Without much, if any, consideration you NEED chocolate, a new car, a cigarette, or just a spending spree, and without it life will be miserable. In that moment you completely forget your attempt to lose weight, you have a car, are stopping smoking, or are broke. The need for immediate satisfaction takes over and “you’re going to regret this tomorrow!”.
Happy Valentines Day!
Maybe there is nothing more obviously impulsive than the Valentines Day Card/ Gift/ Proposal ! Carried away with the romance of the occasion how many people have made promises to an unsuitable prospective partner?
I confess to impulsive behaviour, a few days before Valentines Day in 1980. It was the 11th February when I met my future Wife and, such was my impulsiveness, I couldn’t even wait for Valentines. I proposed the very next day, 12th February. I have to admit that I am not a good advert for the dangers of impulsiveness as we are still together 37 years later. There has to be an exception to every rule!
How does it happen?
This unhelpful thinking style may occur out of the blue when you need to make a rapid decision. Something catches your eye in the sales. There is only one left in your size. You’ve got to have it regardless of price so off you go…the winner. That is all true until you get home, realise that even the sale price is a lot of money, and it doesn’t fit. On reflection perhaps you should have taken a bit of time to consider the purchase!.
The same scenario often plays out on E-Bay where you want to win the auction at almost any cost. When the item arrives it may not be as expected and, worse, you could buy it cheaper. Your impulsive thinking may have won the auction (battle) but not the war.
Anyone with the impulsive thinking style finds it hard to defer long term gains. They can’t think about the future consequences of their actions, opting instead for immediate satisfaction. ‘ A moment on the lips, a lifetime on the hips’ fails to satisfy NOW so we ignore it!
What to do?
Impulsive thinkers are likely to be stressed and losing perspective. The more stressed you are, the more emotional you are, the more likely you will act impulsively. Once you recognise this take a step back, remove yourself from the immediate temptation and learn to tolerate the desire. Tell yourself you can have/do whatever it is in half an hour and until then you will ignore your cravings. Often when the time comes the desire will have passed or common sense will have won the day. Do you really want to break your diet for the sake of a chocolate bar you may not even enjoy?

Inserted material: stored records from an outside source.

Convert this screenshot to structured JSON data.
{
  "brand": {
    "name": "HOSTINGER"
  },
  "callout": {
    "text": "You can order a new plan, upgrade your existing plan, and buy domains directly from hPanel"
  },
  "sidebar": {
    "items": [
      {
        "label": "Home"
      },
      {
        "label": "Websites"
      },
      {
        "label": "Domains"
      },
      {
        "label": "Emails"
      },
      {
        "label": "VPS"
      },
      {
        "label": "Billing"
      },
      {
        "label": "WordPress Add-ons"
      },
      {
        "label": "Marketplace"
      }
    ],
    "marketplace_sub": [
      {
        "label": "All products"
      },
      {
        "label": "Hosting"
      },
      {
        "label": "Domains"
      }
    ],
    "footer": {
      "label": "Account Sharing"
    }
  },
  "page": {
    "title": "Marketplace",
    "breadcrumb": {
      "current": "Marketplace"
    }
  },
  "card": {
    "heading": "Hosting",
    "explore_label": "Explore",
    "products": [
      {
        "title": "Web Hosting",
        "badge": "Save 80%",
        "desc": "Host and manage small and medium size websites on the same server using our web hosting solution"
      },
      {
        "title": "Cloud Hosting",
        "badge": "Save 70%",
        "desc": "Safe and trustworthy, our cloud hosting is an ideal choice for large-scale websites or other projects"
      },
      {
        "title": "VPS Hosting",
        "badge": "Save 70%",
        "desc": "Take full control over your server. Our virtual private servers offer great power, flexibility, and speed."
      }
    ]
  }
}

There is plenty of evidence that anticipating the regret you will feel at the next weigh in is a good way to stay focused on your goal and not give in!
Thrive With Ian will help you overcome this, and other, unhelpful thinking styles. Contact us now for your FREE, no obligation, first consultation so that you can learn how to Thrive. www.thrivewithian.com